● **EXERCISE DETAILS**
Images excepted, the data below must be repeated exactly.

● **DATASET**
+ + + + +
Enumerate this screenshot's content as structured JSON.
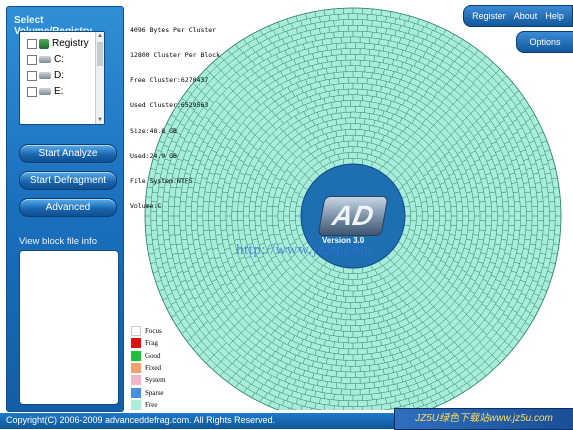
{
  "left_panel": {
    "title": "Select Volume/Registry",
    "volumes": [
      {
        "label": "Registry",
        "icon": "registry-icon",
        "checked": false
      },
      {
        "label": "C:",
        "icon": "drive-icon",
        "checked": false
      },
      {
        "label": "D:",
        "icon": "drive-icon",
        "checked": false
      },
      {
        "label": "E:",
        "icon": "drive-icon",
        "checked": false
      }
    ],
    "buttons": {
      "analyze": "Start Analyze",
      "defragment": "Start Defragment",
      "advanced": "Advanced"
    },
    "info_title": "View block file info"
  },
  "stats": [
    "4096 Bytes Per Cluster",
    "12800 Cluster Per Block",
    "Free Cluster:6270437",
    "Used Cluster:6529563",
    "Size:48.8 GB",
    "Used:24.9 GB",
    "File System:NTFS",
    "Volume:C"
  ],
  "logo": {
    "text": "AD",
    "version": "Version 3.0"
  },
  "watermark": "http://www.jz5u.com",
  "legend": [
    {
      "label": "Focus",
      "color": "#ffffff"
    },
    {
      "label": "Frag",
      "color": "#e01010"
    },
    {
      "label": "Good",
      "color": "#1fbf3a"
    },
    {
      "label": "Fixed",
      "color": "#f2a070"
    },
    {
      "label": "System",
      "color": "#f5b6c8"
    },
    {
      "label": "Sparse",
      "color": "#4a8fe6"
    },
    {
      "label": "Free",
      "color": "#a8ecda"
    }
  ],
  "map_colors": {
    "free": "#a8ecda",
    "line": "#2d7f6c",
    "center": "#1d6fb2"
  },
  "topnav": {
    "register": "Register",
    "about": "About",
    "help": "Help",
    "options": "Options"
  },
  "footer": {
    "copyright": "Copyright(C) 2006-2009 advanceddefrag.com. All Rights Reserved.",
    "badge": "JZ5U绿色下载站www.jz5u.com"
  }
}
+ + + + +
● **SOLUTION FOR THIS EXERCISE**
Enumerate this screenshot's content as structured JSON.
{
  "left_panel": {
    "title": "Select Volume/Registry",
    "volumes": [
      {
        "label": "Registry",
        "icon": "registry-icon",
        "checked": false
      },
      {
        "label": "C:",
        "icon": "drive-icon",
        "checked": false
      },
      {
        "label": "D:",
        "icon": "drive-icon",
        "checked": false
      },
      {
        "label": "E:",
        "icon": "drive-icon",
        "checked": false
      }
    ],
    "buttons": {
      "analyze": "Start Analyze",
      "defragment": "Start Defragment",
      "advanced": "Advanced"
    },
    "info_title": "View block file info"
  },
  "stats": [
    "4096 Bytes Per Cluster",
    "12800 Cluster Per Block",
    "Free Cluster:6270437",
    "Used Cluster:6529563",
    "Size:48.8 GB",
    "Used:24.9 GB",
    "File System:NTFS",
    "Volume:C"
  ],
  "logo": {
    "text": "AD",
    "version": "Version 3.0"
  },
  "watermark": "http://www.jz5u.com",
  "legend": [
    {
      "label": "Focus",
      "color": "#ffffff"
    },
    {
      "label": "Frag",
      "color": "#e01010"
    },
    {
      "label": "Good",
      "color": "#1fbf3a"
    },
    {
      "label": "Fixed",
      "color": "#f2a070"
    },
    {
      "label": "System",
      "color": "#f5b6c8"
    },
    {
      "label": "Sparse",
      "color": "#4a8fe6"
    },
    {
      "label": "Free",
      "color": "#a8ecda"
    }
  ],
  "map_colors": {
    "free": "#a8ecda",
    "line": "#2d7f6c",
    "center": "#1d6fb2"
  },
  "topnav": {
    "register": "Register",
    "about": "About",
    "help": "Help",
    "options": "Options"
  },
  "footer": {
    "copyright": "Copyright(C) 2006-2009 advanceddefrag.com. All Rights Reserved.",
    "badge": "JZ5U绿色下载站www.jz5u.com"
  }
}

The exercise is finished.